As for the details…At the forefront of the key art, I placed what many grew up with—the small toy soldier figurines. But in this piece, they are splashed with blue spray paint—to symbolize that the police and the soldiers are almost overlapping in the current day. Backing them, are old-fashioned officers; leading the “toy officers” to appear as pawns in play. In the very background, behind the officers, is the Capitol Building. It represents that there are larger players involved. It’s not just what we see, the police forces, at fault. It’s bigger than that. It begins with our government and their actions—as ultimately, they are the ones making the majority of these big moves.
The goal of the piece was to have this stopping power—have someone look, think, and decide to experience the documentary to form their own opinion. If someone looks at this piece and it results in a negative feeling about a police officer; then I believe we’ve failed. Craig and Laura were complete collaborators and I’m so grateful to have had the opportunity to work with them. They were able to push me, have me think harder and bigger, and ultimately, help us land on a piece we can all be proud of.

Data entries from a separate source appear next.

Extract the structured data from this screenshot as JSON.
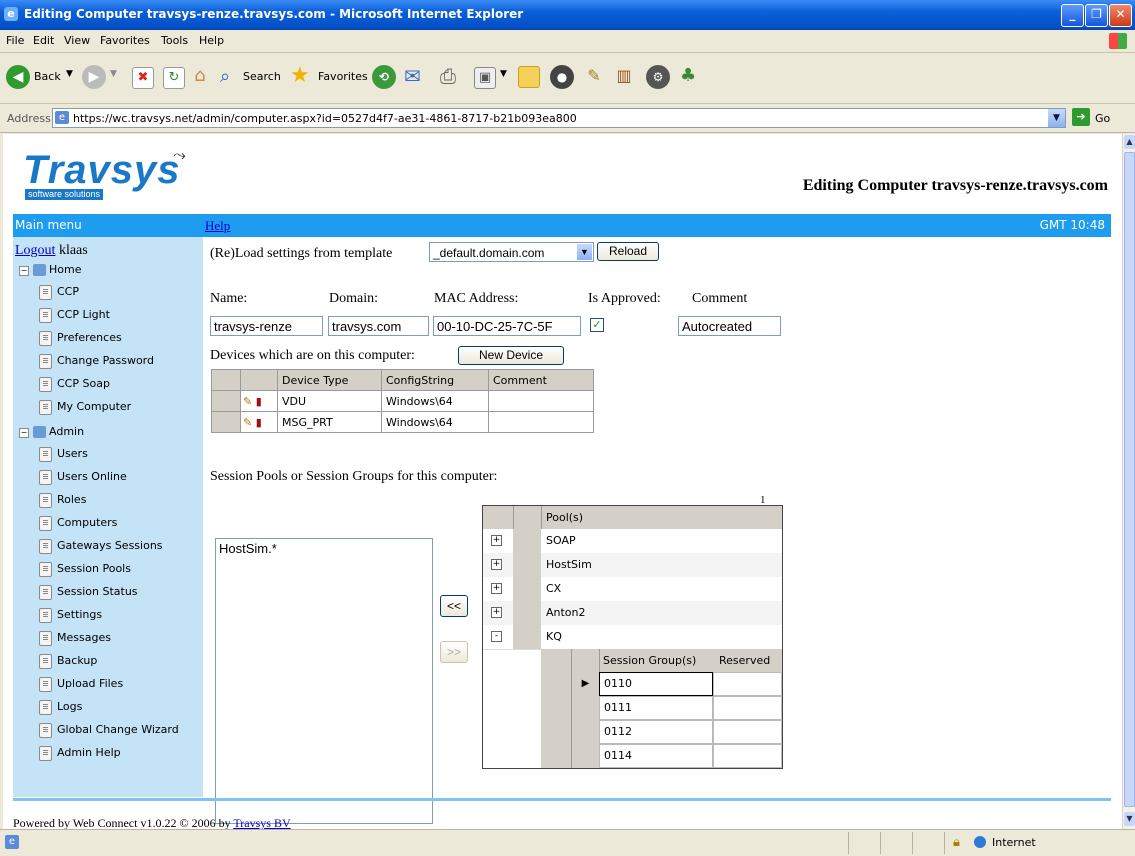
{
  "window": {
    "title": "Editing Computer travsys-renze.travsys.com - Microsoft Internet Explorer"
  },
  "menu": [
    "File",
    "Edit",
    "View",
    "Favorites",
    "Tools",
    "Help"
  ],
  "toolbar": {
    "back": "Back",
    "search": "Search",
    "favorites": "Favorites"
  },
  "address": {
    "label": "Address",
    "url": "https://wc.travsys.net/admin/computer.aspx?id=0527d4f7-ae31-4861-8717-b21b093ea800",
    "go": "Go"
  },
  "header": {
    "logo": "Travsys",
    "logo_sub": "software solutions",
    "page_title": "Editing Computer travsys-renze.travsys.com"
  },
  "bluebar": {
    "main_menu": "Main menu",
    "help": "Help",
    "time": "GMT 10:48"
  },
  "sidebar": {
    "logout": "Logout",
    "user": "klaas",
    "home": "Home",
    "home_items": [
      "CCP",
      "CCP Light",
      "Preferences",
      "Change Password",
      "CCP Soap",
      "My Computer"
    ],
    "admin": "Admin",
    "admin_items": [
      "Users",
      "Users Online",
      "Roles",
      "Computers",
      "Gateways Sessions",
      "Session Pools",
      "Session Status",
      "Settings",
      "Messages",
      "Backup",
      "Upload Files",
      "Logs",
      "Global Change Wizard",
      "Admin Help"
    ]
  },
  "form": {
    "reload_label": "(Re)Load settings from template",
    "template_value": "_default.domain.com",
    "reload_button": "Reload",
    "name_label": "Name:",
    "domain_label": "Domain:",
    "mac_label": "MAC Address:",
    "approved_label": "Is Approved:",
    "comment_label": "Comment",
    "name_value": "travsys-renze",
    "domain_value": "travsys.com",
    "mac_value": "00-10-DC-25-7C-5F",
    "comment_value": "Autocreated",
    "devices_label": "Devices which are on this computer:",
    "new_device_button": "New Device"
  },
  "devices": {
    "headers": [
      "Device Type",
      "ConfigString",
      "Comment"
    ],
    "rows": [
      {
        "type": "VDU",
        "config": "Windows\\64",
        "comment": ""
      },
      {
        "type": "MSG_PRT",
        "config": "Windows\\64",
        "comment": ""
      }
    ]
  },
  "sessions": {
    "label": "Session Pools or Session Groups for this computer:",
    "page_number": "1",
    "selected_list": [
      "HostSim.*"
    ],
    "add_button": "<<",
    "remove_button": ">>",
    "pool_header": "Pool(s)",
    "pools": [
      {
        "expander": "+",
        "name": "SOAP"
      },
      {
        "expander": "+",
        "name": "HostSim"
      },
      {
        "expander": "+",
        "name": "CX"
      },
      {
        "expander": "+",
        "name": "Anton2"
      },
      {
        "expander": "-",
        "name": "KQ"
      }
    ],
    "group_header": "Session Group(s)",
    "reserved_header": "Reserved",
    "groups": [
      "0110",
      "0111",
      "0112",
      "0114"
    ]
  },
  "footer": {
    "text": "Powered by Web Connect v1.0.22 © 2006 by",
    "link": "Travsys BV"
  },
  "status": {
    "zone": "Internet"
  }
}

Making moving posters is my job; yes, it’s awesome. And most of the time, my collaborations are pretty straightforward. However, every once in a while, I get the opportunity to work on something more involved and complicated that feels really important to discuss. This was one of these instances; I felt like it was important to share my thought process behind the piece.
DO NOT RESIST is a powerful and thought-provoking documentary that needs to be seen. It’s currently available on all major VOD platforms and I highly suggest you seek it out. For more information on the film, please visit: www.donotresistfilm.com.